§ **Aim of the exercise**
The answer is a number and nothing else: the count of lines in these entries containing the word "JSON".

§ **Dataset excerpts**
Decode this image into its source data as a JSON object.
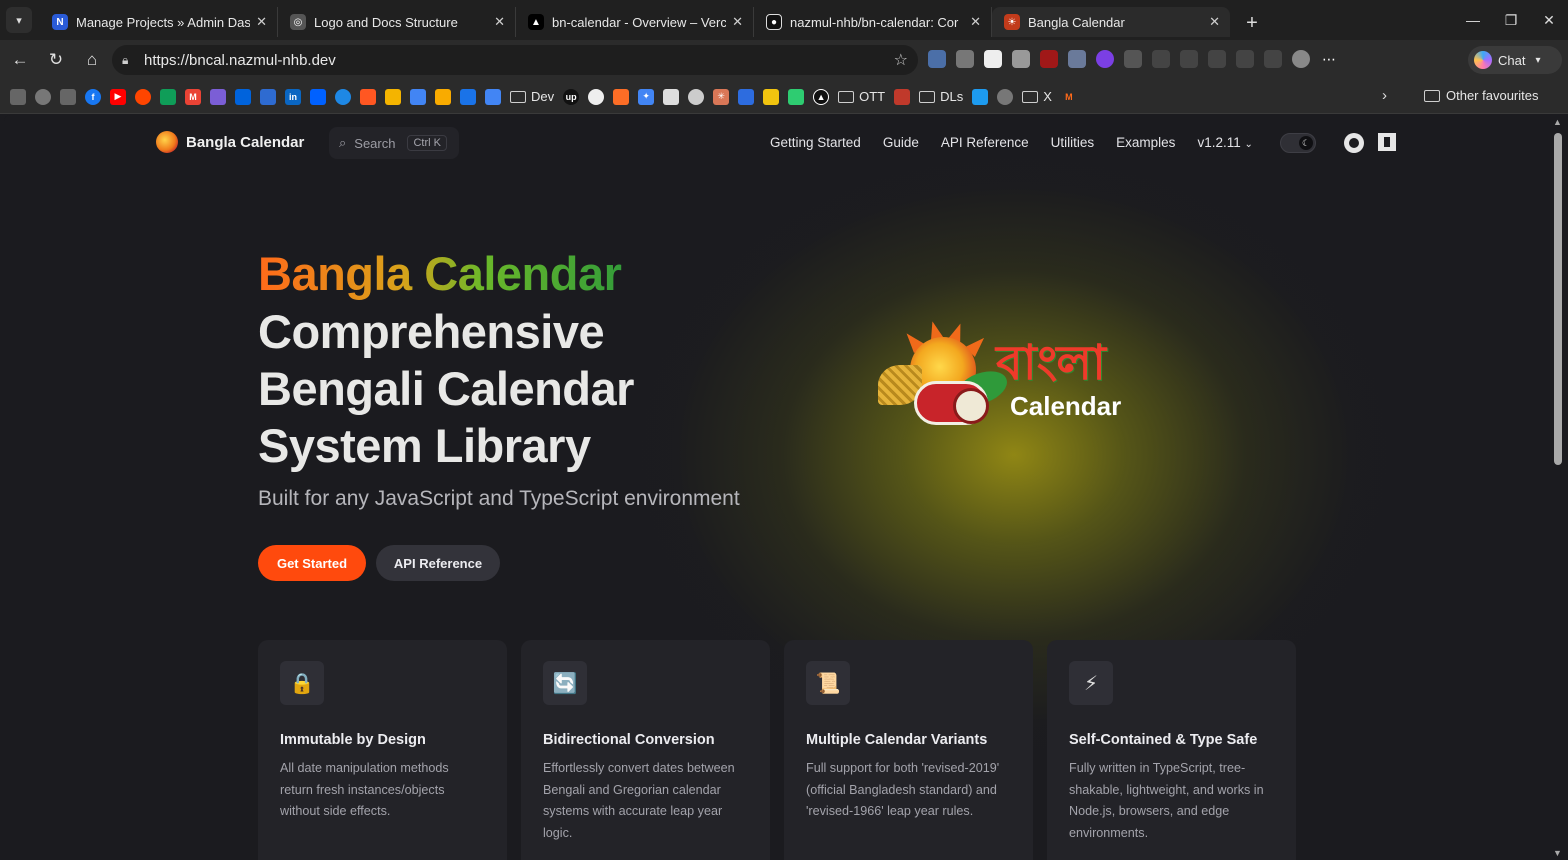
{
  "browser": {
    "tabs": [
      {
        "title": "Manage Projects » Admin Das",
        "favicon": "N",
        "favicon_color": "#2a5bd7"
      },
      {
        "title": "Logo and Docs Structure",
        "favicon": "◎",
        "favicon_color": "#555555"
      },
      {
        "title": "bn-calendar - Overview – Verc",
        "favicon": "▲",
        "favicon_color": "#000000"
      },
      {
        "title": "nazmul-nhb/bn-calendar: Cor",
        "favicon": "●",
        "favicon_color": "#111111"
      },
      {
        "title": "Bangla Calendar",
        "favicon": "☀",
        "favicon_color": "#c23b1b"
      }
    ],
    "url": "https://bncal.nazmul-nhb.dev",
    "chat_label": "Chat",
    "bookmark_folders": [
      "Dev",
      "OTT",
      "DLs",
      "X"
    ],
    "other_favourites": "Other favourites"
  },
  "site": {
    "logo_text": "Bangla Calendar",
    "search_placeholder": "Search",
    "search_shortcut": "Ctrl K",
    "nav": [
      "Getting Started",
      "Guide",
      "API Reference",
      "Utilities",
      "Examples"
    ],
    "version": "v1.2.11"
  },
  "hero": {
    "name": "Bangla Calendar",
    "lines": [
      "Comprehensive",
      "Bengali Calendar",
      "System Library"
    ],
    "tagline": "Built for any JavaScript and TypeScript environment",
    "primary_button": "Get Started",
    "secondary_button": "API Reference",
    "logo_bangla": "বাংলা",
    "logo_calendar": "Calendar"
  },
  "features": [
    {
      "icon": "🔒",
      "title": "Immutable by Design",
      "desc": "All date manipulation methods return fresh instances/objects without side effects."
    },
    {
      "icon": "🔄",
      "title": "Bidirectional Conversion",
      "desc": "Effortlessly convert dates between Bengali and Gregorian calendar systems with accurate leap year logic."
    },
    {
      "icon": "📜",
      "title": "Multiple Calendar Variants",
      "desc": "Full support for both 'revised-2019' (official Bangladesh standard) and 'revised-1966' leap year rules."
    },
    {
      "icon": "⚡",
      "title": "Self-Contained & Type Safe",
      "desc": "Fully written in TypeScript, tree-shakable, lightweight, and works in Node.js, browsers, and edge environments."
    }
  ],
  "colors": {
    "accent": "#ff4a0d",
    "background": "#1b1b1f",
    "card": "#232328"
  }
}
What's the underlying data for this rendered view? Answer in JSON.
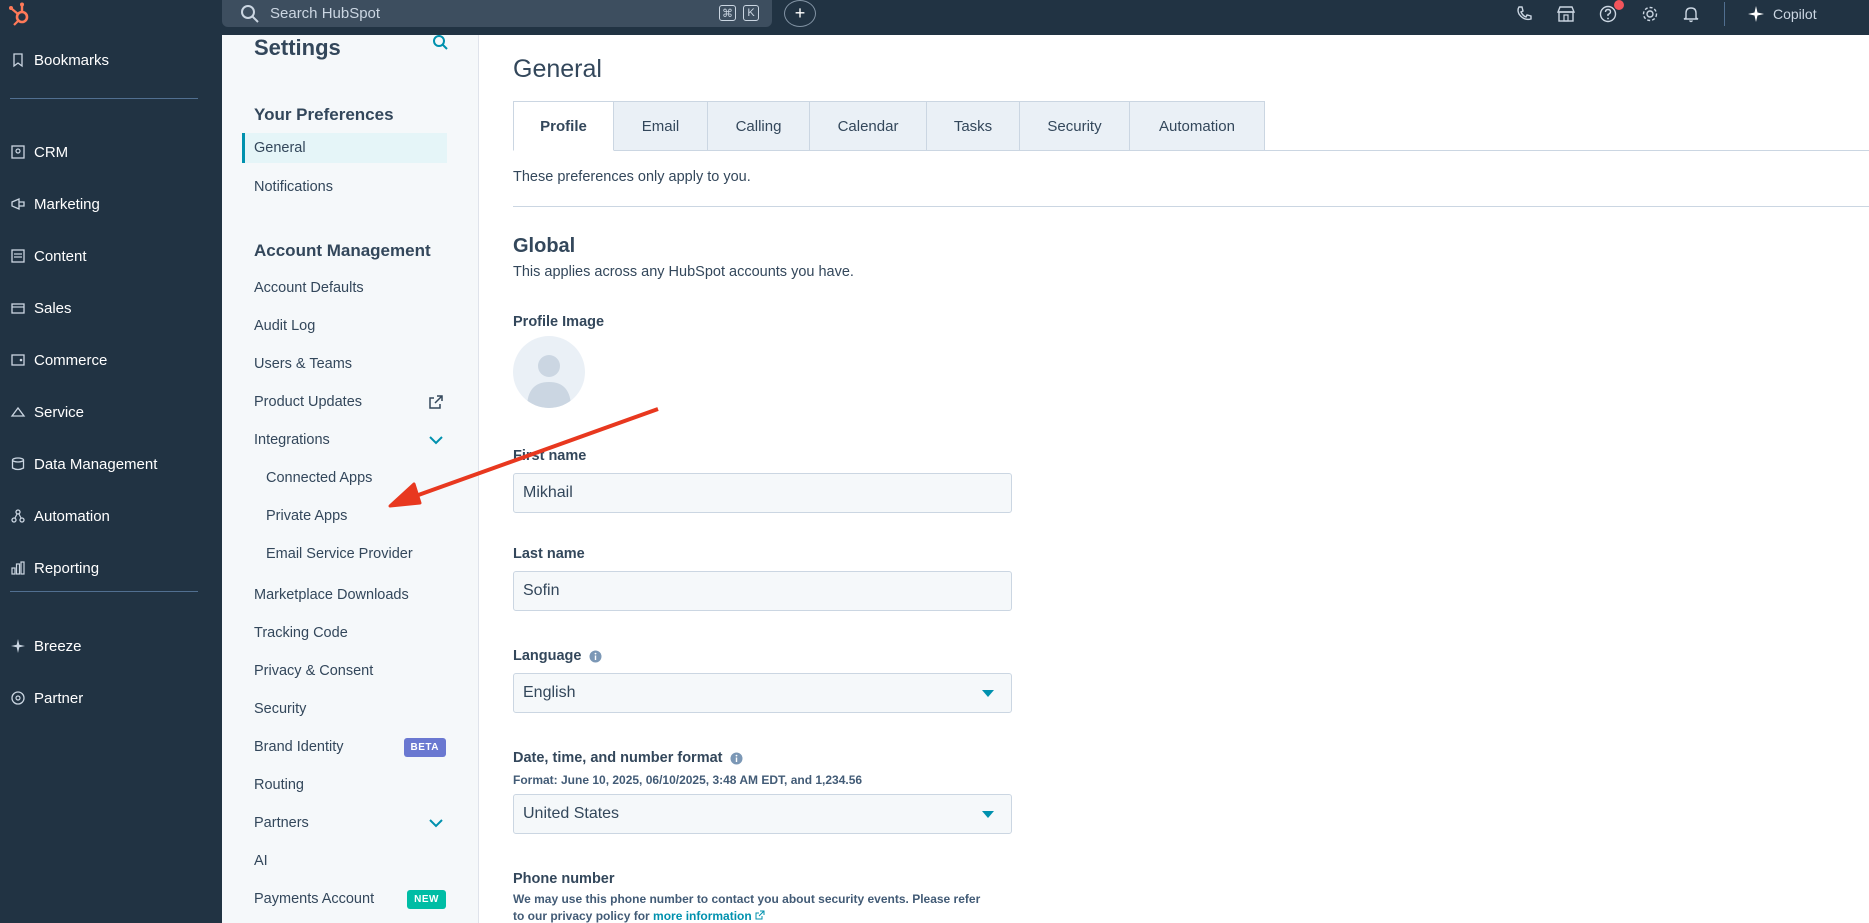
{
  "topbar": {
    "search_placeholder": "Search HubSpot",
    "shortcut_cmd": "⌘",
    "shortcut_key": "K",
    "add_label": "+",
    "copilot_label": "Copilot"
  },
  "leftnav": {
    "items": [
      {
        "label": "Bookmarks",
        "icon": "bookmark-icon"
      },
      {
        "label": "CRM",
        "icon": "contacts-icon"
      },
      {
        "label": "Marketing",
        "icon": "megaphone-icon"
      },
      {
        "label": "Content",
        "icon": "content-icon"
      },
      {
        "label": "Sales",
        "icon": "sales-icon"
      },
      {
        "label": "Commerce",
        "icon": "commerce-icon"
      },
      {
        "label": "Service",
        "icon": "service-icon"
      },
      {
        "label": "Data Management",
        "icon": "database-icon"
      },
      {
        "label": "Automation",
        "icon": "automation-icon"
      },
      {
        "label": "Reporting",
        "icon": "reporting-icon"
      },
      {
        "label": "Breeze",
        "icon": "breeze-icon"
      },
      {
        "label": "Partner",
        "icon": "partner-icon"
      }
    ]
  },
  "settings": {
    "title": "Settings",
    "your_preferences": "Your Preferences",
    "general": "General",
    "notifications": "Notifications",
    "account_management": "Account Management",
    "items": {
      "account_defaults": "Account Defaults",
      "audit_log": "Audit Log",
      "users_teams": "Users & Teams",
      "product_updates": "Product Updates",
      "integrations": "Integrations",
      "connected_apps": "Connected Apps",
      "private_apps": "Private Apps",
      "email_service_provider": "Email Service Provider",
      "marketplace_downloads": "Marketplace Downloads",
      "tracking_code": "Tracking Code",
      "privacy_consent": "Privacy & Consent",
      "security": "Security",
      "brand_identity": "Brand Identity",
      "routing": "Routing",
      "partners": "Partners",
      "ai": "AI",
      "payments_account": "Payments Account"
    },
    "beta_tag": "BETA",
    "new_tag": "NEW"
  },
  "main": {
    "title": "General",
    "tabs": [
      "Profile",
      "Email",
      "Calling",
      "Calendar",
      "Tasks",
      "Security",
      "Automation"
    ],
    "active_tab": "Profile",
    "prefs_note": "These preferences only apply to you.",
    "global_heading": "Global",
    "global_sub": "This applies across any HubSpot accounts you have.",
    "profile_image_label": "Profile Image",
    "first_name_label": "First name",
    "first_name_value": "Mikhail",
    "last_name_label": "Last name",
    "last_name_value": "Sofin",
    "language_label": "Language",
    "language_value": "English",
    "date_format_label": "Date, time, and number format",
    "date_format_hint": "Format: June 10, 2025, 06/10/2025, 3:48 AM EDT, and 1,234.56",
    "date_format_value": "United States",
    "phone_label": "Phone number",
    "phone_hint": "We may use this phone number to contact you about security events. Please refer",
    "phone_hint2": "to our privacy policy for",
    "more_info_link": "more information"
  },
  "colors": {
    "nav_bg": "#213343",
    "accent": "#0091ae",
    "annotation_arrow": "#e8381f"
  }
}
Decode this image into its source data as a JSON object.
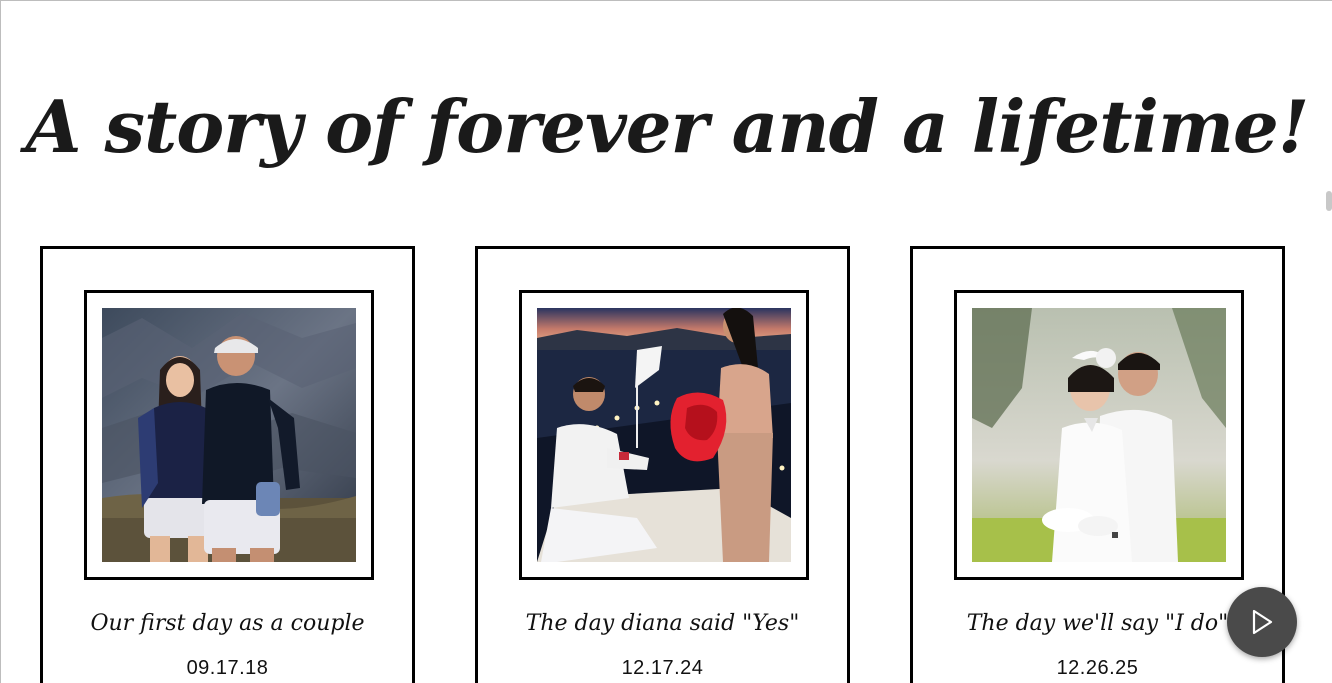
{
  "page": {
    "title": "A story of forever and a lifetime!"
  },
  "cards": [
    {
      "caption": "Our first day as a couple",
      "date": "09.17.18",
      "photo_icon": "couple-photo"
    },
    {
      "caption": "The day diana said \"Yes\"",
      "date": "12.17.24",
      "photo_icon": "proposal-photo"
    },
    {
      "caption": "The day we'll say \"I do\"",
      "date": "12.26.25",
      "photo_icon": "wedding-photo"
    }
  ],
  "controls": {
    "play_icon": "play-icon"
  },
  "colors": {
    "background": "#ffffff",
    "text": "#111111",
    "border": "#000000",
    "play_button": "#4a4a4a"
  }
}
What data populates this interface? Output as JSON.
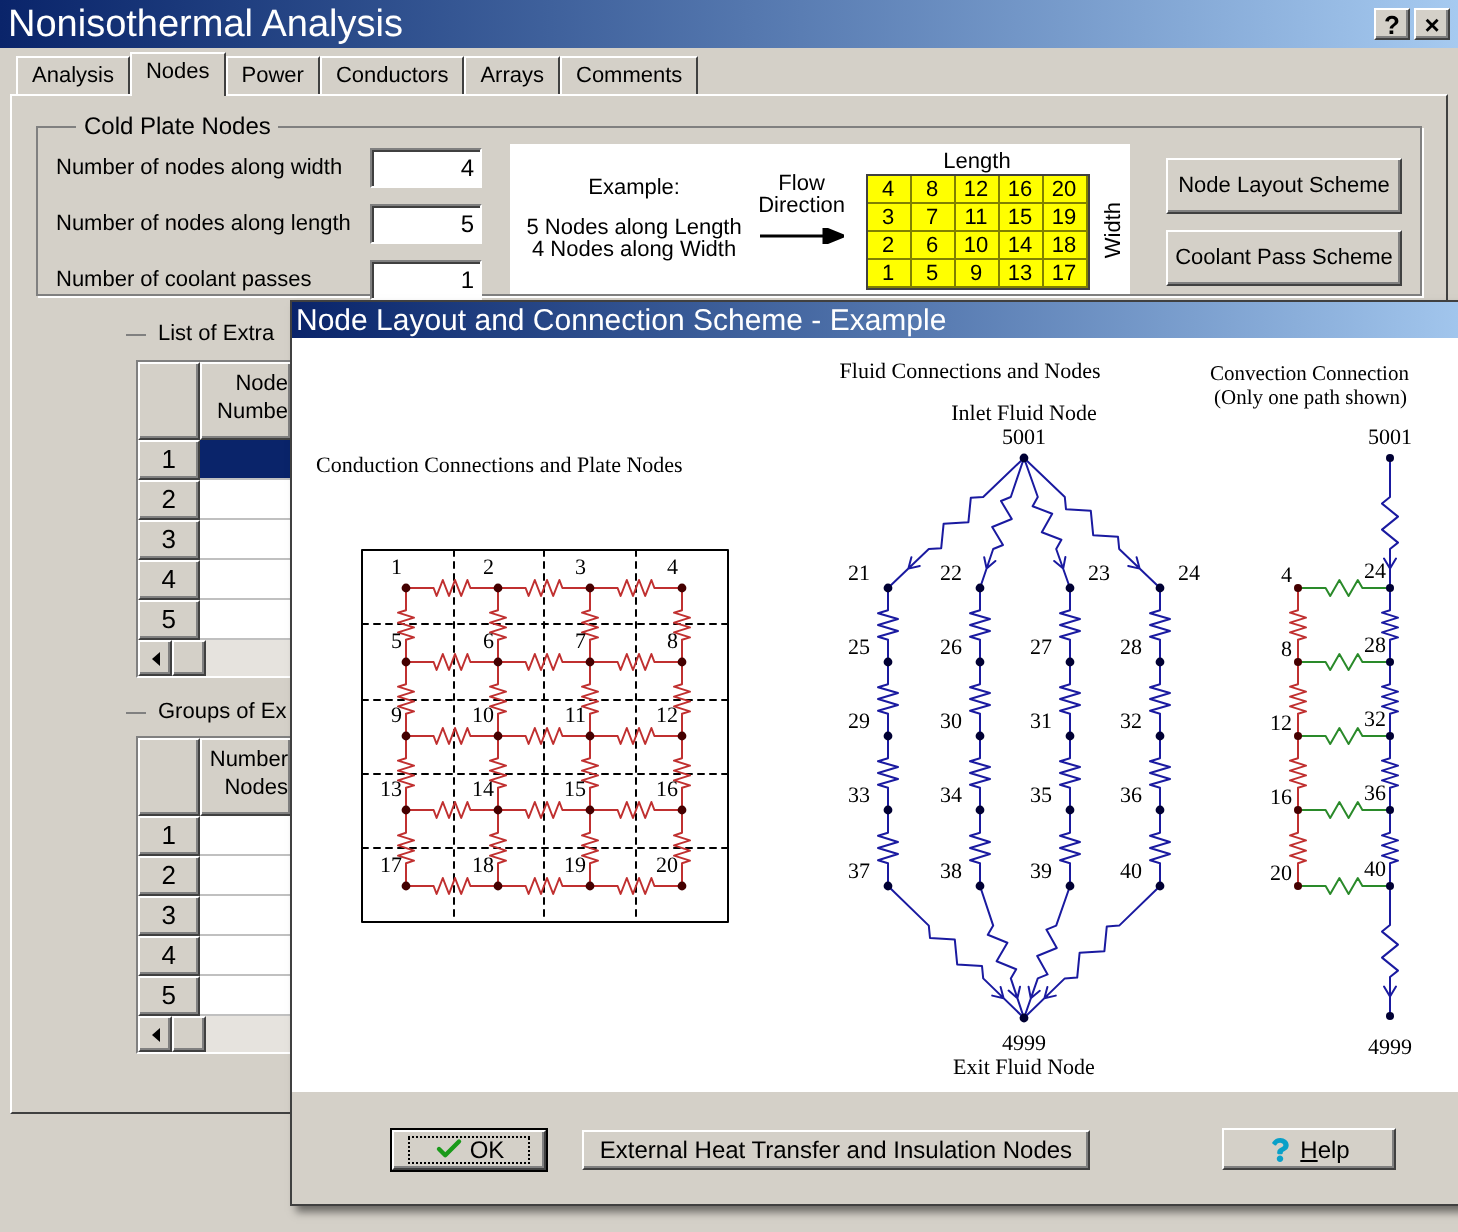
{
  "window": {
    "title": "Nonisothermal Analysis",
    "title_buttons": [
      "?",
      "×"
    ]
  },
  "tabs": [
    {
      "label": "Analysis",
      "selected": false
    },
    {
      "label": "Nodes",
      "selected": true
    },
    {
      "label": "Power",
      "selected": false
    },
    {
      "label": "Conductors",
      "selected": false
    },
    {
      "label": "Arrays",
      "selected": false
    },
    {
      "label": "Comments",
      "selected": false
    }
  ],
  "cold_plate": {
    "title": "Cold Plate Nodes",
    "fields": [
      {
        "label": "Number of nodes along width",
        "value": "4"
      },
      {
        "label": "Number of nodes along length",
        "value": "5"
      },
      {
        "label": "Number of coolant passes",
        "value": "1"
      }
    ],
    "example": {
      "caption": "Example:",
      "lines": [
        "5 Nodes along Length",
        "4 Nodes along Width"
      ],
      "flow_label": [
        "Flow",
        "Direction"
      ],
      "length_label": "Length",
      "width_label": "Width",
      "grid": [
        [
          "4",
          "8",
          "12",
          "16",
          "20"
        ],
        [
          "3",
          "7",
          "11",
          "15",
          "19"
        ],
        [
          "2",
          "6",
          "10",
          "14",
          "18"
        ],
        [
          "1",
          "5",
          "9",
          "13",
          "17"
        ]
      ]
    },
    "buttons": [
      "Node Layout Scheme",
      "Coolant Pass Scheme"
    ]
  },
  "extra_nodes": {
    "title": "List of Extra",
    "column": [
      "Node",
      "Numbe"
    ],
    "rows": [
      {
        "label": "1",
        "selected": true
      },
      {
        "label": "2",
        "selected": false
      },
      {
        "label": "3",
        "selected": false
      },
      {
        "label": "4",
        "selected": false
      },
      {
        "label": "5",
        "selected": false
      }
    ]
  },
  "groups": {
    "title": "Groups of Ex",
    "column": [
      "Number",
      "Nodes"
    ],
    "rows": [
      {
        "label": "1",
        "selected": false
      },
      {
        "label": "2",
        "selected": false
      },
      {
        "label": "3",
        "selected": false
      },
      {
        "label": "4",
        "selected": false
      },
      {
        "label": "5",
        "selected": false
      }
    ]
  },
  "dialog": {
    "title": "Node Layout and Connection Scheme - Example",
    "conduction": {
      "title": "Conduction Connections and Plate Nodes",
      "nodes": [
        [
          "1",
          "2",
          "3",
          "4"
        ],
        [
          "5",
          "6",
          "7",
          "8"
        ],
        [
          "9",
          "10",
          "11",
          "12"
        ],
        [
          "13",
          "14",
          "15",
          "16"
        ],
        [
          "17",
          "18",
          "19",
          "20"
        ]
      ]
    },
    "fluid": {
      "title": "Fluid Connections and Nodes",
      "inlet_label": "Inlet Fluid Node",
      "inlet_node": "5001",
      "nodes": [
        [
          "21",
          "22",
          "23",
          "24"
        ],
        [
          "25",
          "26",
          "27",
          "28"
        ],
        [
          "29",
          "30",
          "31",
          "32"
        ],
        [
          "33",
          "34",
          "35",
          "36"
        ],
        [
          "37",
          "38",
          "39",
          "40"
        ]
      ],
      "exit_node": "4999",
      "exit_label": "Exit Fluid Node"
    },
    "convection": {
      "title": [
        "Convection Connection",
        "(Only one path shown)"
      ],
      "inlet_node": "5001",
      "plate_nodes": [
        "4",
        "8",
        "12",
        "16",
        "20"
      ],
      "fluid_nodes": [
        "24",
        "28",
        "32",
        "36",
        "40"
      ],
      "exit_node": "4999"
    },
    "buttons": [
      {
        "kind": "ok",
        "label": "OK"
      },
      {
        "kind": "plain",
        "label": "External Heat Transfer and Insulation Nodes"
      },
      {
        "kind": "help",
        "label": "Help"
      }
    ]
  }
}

§ **Task response**
4